- In Part I, we looked at how standards get selected for item development.
- Then, in Part II, we watched with bated breath while items were born.
- In the enthralling final chapter, also known as Part III, we examined the ways items get poked and prodded before they are placed into a test bank for use.
- But wait! There's more. A bonus post on how a test gets put together, including all the statistical goodies.
Imagine, if you will, a continuum of performance:
This could be any size scale that you like. I seem to remember Rick Stiggins saying that research had shown that we lose the ability to discriminate amongst anything more than 7 different categories. Most rubrics tend to have 3 or 4 levels, so we'll choose a 4-point scale for our discussion here:
Now, imagine a set of student work---perhaps they are explanations of how to solve a math problem or detail an experimental design or maybe it's even an essay about Shakespeare. Whatever. Unless there's been some looky-looing, no two student performances will be identical. Sure, all of the kids could write answers that score well, but that doesn't mean that they use the exact same words, organization, or other features you are looking for. They will be spread out across the "range" of the scale. Your job as a rangefinder is to determine two things.
First, you want to look at the work and decide what is acceptable within each score point. I know, I know. From 1 to 2 looks like an easy jump. But it's not.
There's a lot of space between points. What is the least best "1" a student could earn...so barely a "1" that it's killing you that a piece of work even gets that much attention---what would it look like? What about a "middle" and a "high" 1? It is astounding how a one word change in your scoring tool (or even a one word swap in an answer) makes all the difference in how an artifact of student learning performs against the standards.
And then, there are these questions to answer:
What is the difference between a "high 1" and a "low 2"? How do you officially draw the line between score points?
Sometimes, sets of papers illustrating each point are put together prior to rangefinding. Other times---especially if it is a brand-new type of item or assessment---a rangefinding committee might look at groups of papers, order them from best to not-so-best, then determine the score points and refine the scoring tool. My group? I pulled a few samples I thought were interesting. We used those to calibrate amongst one another and tweak the scoring guide---then we applied it to every single sample that was turned in, sifting out exemplars and finalizing the scoring guide.

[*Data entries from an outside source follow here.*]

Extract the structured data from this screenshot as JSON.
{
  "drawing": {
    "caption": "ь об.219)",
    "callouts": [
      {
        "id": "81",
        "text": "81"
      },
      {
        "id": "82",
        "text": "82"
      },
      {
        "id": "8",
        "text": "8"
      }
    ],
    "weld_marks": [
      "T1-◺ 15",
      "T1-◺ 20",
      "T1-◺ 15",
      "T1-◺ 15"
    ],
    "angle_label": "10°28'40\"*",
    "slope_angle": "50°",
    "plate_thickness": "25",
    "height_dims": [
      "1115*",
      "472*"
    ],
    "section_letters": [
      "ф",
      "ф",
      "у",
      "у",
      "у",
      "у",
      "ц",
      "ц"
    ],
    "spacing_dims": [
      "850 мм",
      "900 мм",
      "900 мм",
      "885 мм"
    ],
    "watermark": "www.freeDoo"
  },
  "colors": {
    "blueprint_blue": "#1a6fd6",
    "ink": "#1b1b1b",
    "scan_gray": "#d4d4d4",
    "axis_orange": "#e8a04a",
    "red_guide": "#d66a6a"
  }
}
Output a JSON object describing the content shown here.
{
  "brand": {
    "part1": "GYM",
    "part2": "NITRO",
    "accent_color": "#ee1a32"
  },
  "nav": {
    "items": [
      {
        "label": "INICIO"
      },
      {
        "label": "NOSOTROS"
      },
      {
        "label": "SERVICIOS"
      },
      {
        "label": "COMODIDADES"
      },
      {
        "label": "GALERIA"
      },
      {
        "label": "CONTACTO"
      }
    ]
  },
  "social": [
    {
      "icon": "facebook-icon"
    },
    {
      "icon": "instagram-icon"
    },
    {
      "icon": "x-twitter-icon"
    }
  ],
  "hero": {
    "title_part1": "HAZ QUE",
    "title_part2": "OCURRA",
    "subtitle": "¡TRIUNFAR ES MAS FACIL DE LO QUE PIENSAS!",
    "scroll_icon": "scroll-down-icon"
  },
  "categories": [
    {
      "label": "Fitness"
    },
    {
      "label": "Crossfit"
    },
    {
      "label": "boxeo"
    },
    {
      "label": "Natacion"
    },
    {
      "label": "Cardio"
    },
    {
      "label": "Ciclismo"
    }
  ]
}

There can be a variety of outcomes of these conversations. Sometimes, you develop some additional scoring rules to clarify how the rubric is applied. You will want to find samples to use as exemplars. These are sets of papers which clearly illustrate how to apply the rubric (or in some cases, represent "tricky" papers that get people into the nuances of scoring).
I can hear some of you. You're saying, "Who the heck cares about this crap?" Most of us educators don't---unless the test is big enough. We just don't have the resources to deal with this for every item that will cross a student's desk. At a state level, where you might be scoring tens of thousands of student responses (or a national level, like the SAT or AP), rangefinding becomes important for validity reasons. And, in fact, the legislation which required the development of the assessments I'm working on also mandates that they be able to be "consistently scored" by educators. We must be able to have a water-tight scoring tool that a fourth-grade teacher (for example) in any classroom in the state can pick up and use---and get the same scores as any other teacher looking at the same work. But to do that, we first have to see what kids do with a prompt. We have to set them loose upon an assessment, then reel in the products and see how they look along the scoring tool we developed. It is inspiring to see all the creative things kids do...all the unanticipated ways they interpreted directions...or how many papers you end up shaking a fist at (or cheering for).
Get thee to a rangefinding event. You'll never look at classroom work the same way again---and for all sorts of wonderful reasons.